shake things up
Karim Rashid has always made it a point to approach design from a brand new perspective, instead of well-trodden paths. That has earned him a reputation as somewhat of an enfant terrible, something that he relishes in his quest to have modern design make sense, not make simulacrums. And as it always is with Karim Rashid, that was the starting point for the decanter he designed for Canadian winemaker Stratus Vineyards.
“The wine industry has always been so conservative and really very reluctant to make a change,” says Rashid, at the launch of the bottle in New York. Taking that as a challenge, he floated a suggestion to his designers – why don’t we just chop up the bottle? So they did. And when they put it back together, they disturbed the traditional shape of the bottle for something a little more deformed and a little more beguiling.

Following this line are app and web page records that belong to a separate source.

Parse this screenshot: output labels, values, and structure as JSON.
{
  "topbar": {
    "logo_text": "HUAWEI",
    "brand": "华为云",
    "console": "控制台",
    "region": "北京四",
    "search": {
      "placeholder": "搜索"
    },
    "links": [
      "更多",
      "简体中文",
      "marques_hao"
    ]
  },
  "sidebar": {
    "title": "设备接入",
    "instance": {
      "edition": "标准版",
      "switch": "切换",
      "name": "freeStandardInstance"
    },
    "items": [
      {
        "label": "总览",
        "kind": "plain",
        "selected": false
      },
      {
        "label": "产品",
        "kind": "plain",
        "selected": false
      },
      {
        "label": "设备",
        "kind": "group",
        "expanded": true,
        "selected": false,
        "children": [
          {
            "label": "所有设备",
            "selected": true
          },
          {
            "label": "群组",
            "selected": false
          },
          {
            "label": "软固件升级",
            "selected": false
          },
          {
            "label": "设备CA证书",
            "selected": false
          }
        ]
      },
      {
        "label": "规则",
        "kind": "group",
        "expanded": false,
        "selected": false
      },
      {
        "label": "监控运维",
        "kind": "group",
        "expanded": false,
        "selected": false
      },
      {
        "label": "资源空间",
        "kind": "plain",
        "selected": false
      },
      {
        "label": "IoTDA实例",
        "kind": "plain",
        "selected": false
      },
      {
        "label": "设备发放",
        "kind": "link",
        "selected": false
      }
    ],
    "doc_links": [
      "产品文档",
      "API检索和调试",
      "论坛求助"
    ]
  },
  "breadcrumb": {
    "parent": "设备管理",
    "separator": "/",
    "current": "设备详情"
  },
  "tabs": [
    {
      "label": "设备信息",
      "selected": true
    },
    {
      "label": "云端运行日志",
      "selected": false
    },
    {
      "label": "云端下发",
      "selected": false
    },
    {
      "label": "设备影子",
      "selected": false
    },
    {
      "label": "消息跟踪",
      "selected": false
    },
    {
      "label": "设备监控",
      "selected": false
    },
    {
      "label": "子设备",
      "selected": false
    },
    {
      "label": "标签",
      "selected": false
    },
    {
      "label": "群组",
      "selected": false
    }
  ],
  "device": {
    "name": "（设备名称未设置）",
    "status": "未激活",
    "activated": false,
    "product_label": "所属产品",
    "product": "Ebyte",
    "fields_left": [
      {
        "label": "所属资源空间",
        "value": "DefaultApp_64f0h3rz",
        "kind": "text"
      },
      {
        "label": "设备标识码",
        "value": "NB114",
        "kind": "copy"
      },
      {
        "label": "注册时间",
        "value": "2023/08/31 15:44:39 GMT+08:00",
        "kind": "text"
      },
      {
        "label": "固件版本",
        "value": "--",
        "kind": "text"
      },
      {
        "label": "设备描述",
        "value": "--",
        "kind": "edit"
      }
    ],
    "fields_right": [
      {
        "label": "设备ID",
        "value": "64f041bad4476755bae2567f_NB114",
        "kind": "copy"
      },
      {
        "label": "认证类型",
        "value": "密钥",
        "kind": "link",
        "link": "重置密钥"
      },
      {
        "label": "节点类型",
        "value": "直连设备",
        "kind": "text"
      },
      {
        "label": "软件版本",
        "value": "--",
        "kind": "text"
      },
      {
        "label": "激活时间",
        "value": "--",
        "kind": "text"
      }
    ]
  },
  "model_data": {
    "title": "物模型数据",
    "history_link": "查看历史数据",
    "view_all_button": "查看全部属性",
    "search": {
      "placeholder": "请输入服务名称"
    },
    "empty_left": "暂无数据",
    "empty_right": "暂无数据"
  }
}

And true to form, this has function. The offset structure might look like an artistic statement, but the groove created by the displaced middle sections serves as a handle for holding and pouring the wine. A wine that is Stratus’ first unfiltered wine, a 2014 Cabernet Franc. Left on its lees to age for longer to improve aroma and taste, the residual particles then get trapped on the angled edges of the dismantled bottle parts, a useful feature that was completely incidental to the design – a happy coincidence found in many of Rashid’s products.